■ **Entries shown**:
"""

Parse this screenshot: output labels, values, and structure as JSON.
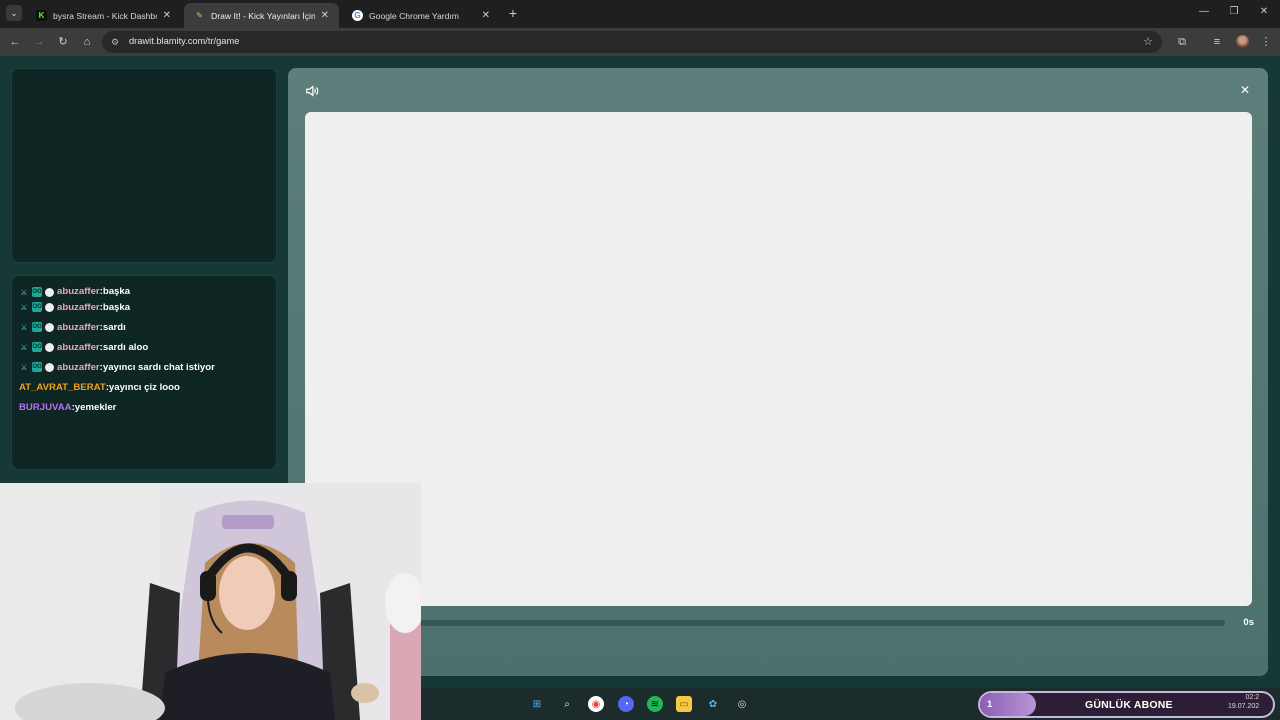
{
  "browser": {
    "tabs": [
      {
        "label": "bysra Stream - Kick Dashboard",
        "favicon": "kick-logo-icon",
        "active": false
      },
      {
        "label": "Draw It! - Kick Yayınları İçin Çizi",
        "favicon": "drawit-logo-icon",
        "active": true
      },
      {
        "label": "Google Chrome Yardım",
        "favicon": "google-logo-icon",
        "active": false
      }
    ],
    "new_tab": "+",
    "url": "drawit.blamity.com/tr/game"
  },
  "chat": {
    "messages": [
      {
        "user": "abuzaffer",
        "message": "başka",
        "badges": true,
        "color": "#e4a7c7"
      },
      {
        "user": "abuzaffer",
        "message": "başka",
        "badges": true,
        "color": "#e4a7c7"
      },
      {
        "user": "abuzaffer",
        "message": "sardı",
        "badges": true,
        "color": "#e4a7c7"
      },
      {
        "user": "abuzaffer",
        "message": "sardı aloo",
        "badges": true,
        "color": "#e4a7c7"
      },
      {
        "user": "abuzaffer",
        "message": "yayıncı sardı chat istiyor",
        "badges": true,
        "color": "#e4a7c7"
      },
      {
        "user": "AT_AVRAT_BERAT",
        "message": "yayıncı çiz looo",
        "badges": false,
        "color": "#f0a21e"
      },
      {
        "user": "BURJUVAA",
        "message": "yemekler",
        "badges": false,
        "color": "#b770f0"
      }
    ]
  },
  "game": {
    "timer": "0s",
    "sound_icon": "speaker-icon",
    "close_icon": "close-icon",
    "canvas_color": "#efefef"
  },
  "stream_goal": {
    "count": "1",
    "label": "GÜNLÜK ABONE",
    "progress": 0.19
  },
  "system_tray": {
    "time": "02:2",
    "date": "19.07.202"
  }
}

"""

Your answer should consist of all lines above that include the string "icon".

        "favicon": "kick-logo-icon",
        "favicon": "drawit-logo-icon",
        "favicon": "google-logo-icon",
    "sound_icon": "speaker-icon",
    "close_icon": "close-icon",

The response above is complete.